But don’t despair just yet. To help with your budget we have come up with seven practical ways to become a money savvy student by spending less, all without having the fear of missing out.
Generating a budget that sticks is a great way to see how much money you’re spending and what you’re spending it on, and it’s the first place you should start. Mapping out your weekly, monthly or yearly expenses ahead of time can help you avoid accidentally overspending more than you should. Budgeting effectively will also help you down the track, hopefully giving you the ability to put aside an emergency fund which can help you prepare unexpected expenses such as a medical bills and car problems.
Eating out for lunch is a fast way to burn money, and even if it’s cheap it’s also likely to be unhealthy food. While this may be an easy and convenient option, choosing meals to cook that can be easily frozen into multiple servings can be a real cash saver in the long run. For instance, if you buy a salad everyday for lunch, you can save at least $10 a day by purchasing the ingredients in bulk and making it yourself. So while you’re here, check out our five lunch ideas that you can bring into uni to help save you money during 2019.
Many students still need to buy textbooks for their courses, which can end up costing hundreds of dollars for just one semester. If you can’t find an online version of the textbook through your uni library, turn to second hand sources to save your bank balance. By going to sites such as Facebook Marketplace, Ebay, StudentVIP and Sell My Text Book you could save up to half price, and they’re barely used. Then you can resell them on the same site for the price you paid!
Make your student card your best friend by saving money through discounts on everything from retail and travel to food and software. If you know where to look, there are discounts on brands such as ASOS and The Iconic, travel rebates on Opal cards and reductions on products like Microsoft Word - a uni necessity. If you’re looking for specifics, start by searching for the product and adding ‘students’ at the end to see if they offer a student discount. It is also worth signing up to student discount sites such as Unidays, which collects student discount offers from a range of websites. After all, if you’re going to splurge on items, you might as well use your student card to your advantage.
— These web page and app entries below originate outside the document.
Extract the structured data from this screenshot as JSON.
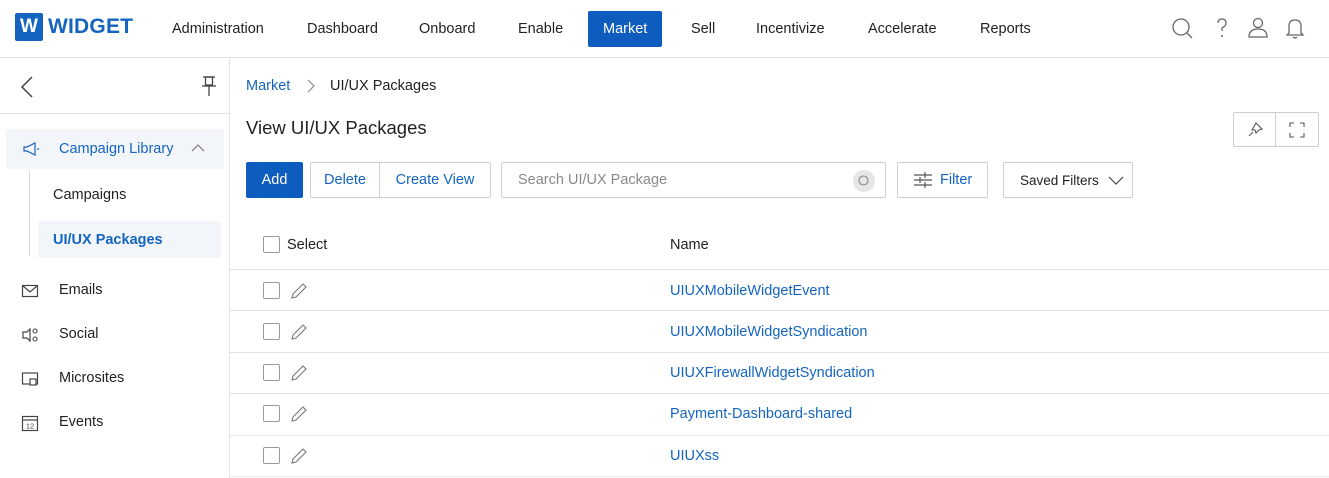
{
  "app": {
    "logo_letter": "W",
    "logo_name": "WIDGET",
    "brand_color": "#0d5cbe"
  },
  "nav": {
    "items": [
      "Administration",
      "Dashboard",
      "Onboard",
      "Enable",
      "Market",
      "Sell",
      "Incentivize",
      "Accelerate",
      "Reports"
    ],
    "active": "Market",
    "icons": [
      "search-icon",
      "help-icon",
      "user-icon",
      "bell-icon"
    ]
  },
  "sidebar": {
    "group": {
      "label": "Campaign Library",
      "expanded": true
    },
    "sub_items": [
      "Campaigns",
      "UI/UX Packages"
    ],
    "active_sub": "UI/UX Packages",
    "items": [
      {
        "label": "Emails",
        "icon": "mail-icon"
      },
      {
        "label": "Social",
        "icon": "social-icon"
      },
      {
        "label": "Microsites",
        "icon": "microsite-icon"
      },
      {
        "label": "Events",
        "icon": "calendar-icon",
        "icon_text": "12"
      }
    ]
  },
  "breadcrumb": {
    "parent": "Market",
    "current": "UI/UX Packages"
  },
  "page": {
    "title": "View UI/UX Packages"
  },
  "toolbar": {
    "add_label": "Add",
    "delete_label": "Delete",
    "create_view_label": "Create View",
    "search_placeholder": "Search UI/UX Package",
    "filter_label": "Filter",
    "saved_filters_label": "Saved Filters"
  },
  "table": {
    "columns": {
      "select": "Select",
      "name": "Name"
    },
    "rows": [
      {
        "name": "UIUXMobileWidgetEvent"
      },
      {
        "name": "UIUXMobileWidgetSyndication"
      },
      {
        "name": "UIUXFirewallWidgetSyndication"
      },
      {
        "name": "Payment-Dashboard-shared"
      },
      {
        "name": "UIUXss"
      }
    ]
  }
}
By doing regular checks on your current subscriptions, you can work out which ones need to be cut out and if there are any cheaper alternatives. For example, instead of paying for a gym membership that you don’t use, why not join a sports team or do free Youtube workout in the park? The same goes for your mobile plan. If you are on a contract, instead of renewing why not switch to a prepaid option where you pay for the suitable usage amount for you.
If your packed schedule has room for a part time or casual job, take it. Retail and hospitality jobs are usually very lenient towards student schedules - it’s just a matter of working out what you’re good at. There are also many non-traditional ways to earn extra cash if you don’t have time for a part time job, such as tutoring school kids, babysitting and even contract work with a platform like Airtasker which outsources different tasks for money.
Before going straight to retail, why not check out what your local second hand shops have to offer? This can be for anything from clothes and books to furniture. Facebook ‘buy, swap and sell’ sites, as well as Gumtree and garage sales often have great bargains that have room for negotiating on price. This is an environmentally friendly way to maintain your bank account, and you’ll score items with life still left in them!
Is your bank account working for you and your budget? Ideally, you want an account that is free from monthly account keeping and ATM fees, as well as one that earns a good amount of interest. Make sure shop around and compare with Mozo’s bank account comparison tool or look at our list of bank accounts that are tailored towards university students.
With some self restraint and some planning, uni students can learn to keep a budget without skipping on life’s essentials. Check out Mozo’s life & money section for more student articles and budgeting tips.